(Hpr), arising from a Trp314Arg missense mutation in the Phex (phosphate-regulating gene with homologies to endopeptidases on the X-chromosome) gene [15], and focused our studies on the scapula for the following reasons. The scapula is a large triangular flat bone which has five thick bony ridges (glenoid, scapula spine, medial and lateral border click here (LB) and caracoid process) and two hard flat bony structures, denoted as infraspinous fossa (IF) and supraspinous fossa [5]. The scapula is subject to a number of muscle, ligament and joint reaction forces during movement, and the location, magnitude and direction of these forces differ extensively between tissue regions within the same scapula. Indeed, the force variation at different muscle insertion points

can be very large, Selleckchem Ruxolitinib with a spatially variable stress distribution ranging from 0.05 MPa at IF versus 60 MPa at LB estimated using finite element modelling at the macroscale [5]. We therefore utilised the scapula from Hpr mice as a model system to investigate muscle force-mediated mineral particle orientation and its alteration

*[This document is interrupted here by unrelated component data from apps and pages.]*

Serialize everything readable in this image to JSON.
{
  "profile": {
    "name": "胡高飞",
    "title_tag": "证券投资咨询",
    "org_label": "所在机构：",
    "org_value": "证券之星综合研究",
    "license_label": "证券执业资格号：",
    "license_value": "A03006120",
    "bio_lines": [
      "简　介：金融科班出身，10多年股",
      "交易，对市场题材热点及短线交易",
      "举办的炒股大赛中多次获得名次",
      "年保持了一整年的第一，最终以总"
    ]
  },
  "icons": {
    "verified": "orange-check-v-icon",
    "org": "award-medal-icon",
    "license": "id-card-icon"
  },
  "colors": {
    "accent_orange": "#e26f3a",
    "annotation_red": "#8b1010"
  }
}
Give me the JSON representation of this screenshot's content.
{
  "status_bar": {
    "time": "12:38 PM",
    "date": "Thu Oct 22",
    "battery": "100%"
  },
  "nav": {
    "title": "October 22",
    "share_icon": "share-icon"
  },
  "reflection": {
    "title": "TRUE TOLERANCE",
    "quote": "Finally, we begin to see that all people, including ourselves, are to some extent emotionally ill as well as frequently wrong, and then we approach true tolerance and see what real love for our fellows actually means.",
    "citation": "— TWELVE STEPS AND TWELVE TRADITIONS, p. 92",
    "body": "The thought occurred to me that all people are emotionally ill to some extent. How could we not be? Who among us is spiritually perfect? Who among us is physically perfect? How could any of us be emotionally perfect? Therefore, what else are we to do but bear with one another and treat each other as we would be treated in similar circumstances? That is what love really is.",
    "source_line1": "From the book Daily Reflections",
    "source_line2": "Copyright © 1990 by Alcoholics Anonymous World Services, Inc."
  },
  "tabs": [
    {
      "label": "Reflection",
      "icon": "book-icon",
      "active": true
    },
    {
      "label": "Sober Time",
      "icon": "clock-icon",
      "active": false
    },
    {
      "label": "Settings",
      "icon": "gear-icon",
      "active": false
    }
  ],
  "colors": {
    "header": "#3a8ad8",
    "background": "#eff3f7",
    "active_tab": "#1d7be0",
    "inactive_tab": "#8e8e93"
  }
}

due to defective bone mineralisation, using synchrotron scanning X-ray nanoimaging methods. Advances in synchrotron X-ray sources generate X-ray beams of micrometre size (1–10 micrometres), Teicoplanin allowing scanning SAXS experiments to map spatial variations in the nanostructure with a high resolution [16]. This technology enables quantitative investigation of the nanocrystallite organisation in the tissue, with micron-scale resolution. An ENU induced mouse model for X-linked hypophosphatemic rickets (Hpr) arising from a missense Trp314Arg Phex mutation was used [15]. Wild-type and Hpr male mice aged 1, 4, 7 and 10 weeks were studied. Mice were kept in accordance with UK Home Office welfare guidelines and project licence regulations. Dissected scapulae from 1, 4, 7 and 10 week old mice were skinned, cleaned of muscle tissue, wrapped in gauze, soaked in phosphate buffered saline (PBS), and stored at − 20 °C until the scanning SAXS experiment was conducted (approximately 1 week). Just before the experiment, each scapula was mounted in a saline sample chamber with Ultralene® (SPEX SamplePrep, Metuchen, NJ, USA) foil windows, as shown in Fig. 1(A). For the scanning SAXS measurements of specimens, 3.4 mm2 (Fig. 1(B)) areas were selected.